    The most significant advantage of putting earnest money on a VA loan is to show sellers that you’re a serious buyer. In a competitive market, sellers might meet hundreds of buyers that seem interested in their homes, only for the deal to fall through once they’ve taken the home off the market. Sellers want to feel protected since they’ve invested significant time and money into selling their homes. 

    By offering an earnest money deposit with a VA loan, you can show sellers how serious you are and help your offer stand out from the competition. Additionally, some sellers might require an earnest money deposit, so you may not have a choice if you’ve found a home you love. 

    Risks of Putting Down Earnest Money With a VA Loan

    There’s only one major risk of putting down earnest money with a VA loan: losing your deposit. If you back out of the agreement, you lose your money. However, if the buyer backs out, you’ll receive a refund. 

    Another time when you might forfeit your VA loan earnest money deposit is when you fail to meet the contract terms. For example, many purchase agreements have time limits in which you must obtain funding. You may forfeit your deposit if you fail to obtain financing before the deadline. 

    With that said, every purchase agreement should have contingencies to protect you in the event that the house needs major repairs or is appraised for much less than the asking price, or you fail to receive financing. 

    Should I Offer Earnest Money When Using a VA Loan?

    Whether or not you decide to offer earnest money with a VA loan depends on several factors, especially the competitiveness of the housing market at the time you’re purchasing a home, the area you’re looking at, and the seller’s demands. 
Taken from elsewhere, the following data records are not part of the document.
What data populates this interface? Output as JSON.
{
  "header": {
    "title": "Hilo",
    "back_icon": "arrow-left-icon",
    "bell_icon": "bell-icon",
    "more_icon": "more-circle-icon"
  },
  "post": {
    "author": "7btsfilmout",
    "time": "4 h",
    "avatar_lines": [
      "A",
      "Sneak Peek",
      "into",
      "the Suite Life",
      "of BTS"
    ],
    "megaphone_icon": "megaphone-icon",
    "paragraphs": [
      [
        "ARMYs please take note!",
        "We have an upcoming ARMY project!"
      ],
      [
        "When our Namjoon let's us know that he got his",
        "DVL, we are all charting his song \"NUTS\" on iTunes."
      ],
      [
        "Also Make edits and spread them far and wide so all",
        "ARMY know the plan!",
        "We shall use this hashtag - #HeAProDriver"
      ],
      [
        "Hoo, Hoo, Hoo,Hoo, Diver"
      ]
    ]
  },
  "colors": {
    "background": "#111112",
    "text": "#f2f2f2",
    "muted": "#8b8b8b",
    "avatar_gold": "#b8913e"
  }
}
    Remember, some sellers require an earnest money deposit from serious buyers to take their homes off the market and continue with closing. However, even if a seller doesn’t demand it, an earnest money deposit can help you stand out from the competition in a competitive market. If you’re purchasing a home in a seller’s market, it will help you build a better relationship with sellers, which could make them more likely to choose you as the buyer. 

    Additionally, the market conditions will determine how much you should offer as earnest money with a VA loan. Typically, most buyers offer 1 to 3% of the purchase price. However, competitive markets and competitive areas may demand much higher percentages. 

    Work With Griffin Funding and Get the Most Out of Your VA Loan

    Understanding the VA loan process can be confusing because it’s not like any other home loan. The VA guarantees the loan and has strict requirements for VA loan eligibility — for both buyers and properties. Earnest money deposits with VA loans work a little differently because of the VA’s requirements. However, working with an experienced VA loan lender like Griffin Funding can simplify the process. 

    Is an earnest money deposit required with a VA loan? Absolutely not, but it can help you stand out from the competition. Apply for a VA loan with Griffin Funding today, or contact us to learn more about our loan offerings to find the best option for you.

    Bill Lyons

    Bill Lyons is the Founder, CEO & President of Griffin Funding. Founded in 2013, Griffin Funding is a national boutique mortgage lender focusing on delivering 5-star service to its clients. Mr. Lyons has 22 years of experience in the mortgage business. Lyons is seen as an industry leader and expert in real estate finance. Lyons has been featured in Forbes, Inc., Wall Street Journal, HousingWire, and more. As a member of the Mortgage Bankers Association, Lyons is able to keep up with important changes in the industry to deliver the most value to Griffin's clients. Under Lyons' leadership, Griffin Funding has made the Inc. 5000 fastest-growing companies list five times in its 10 years in business.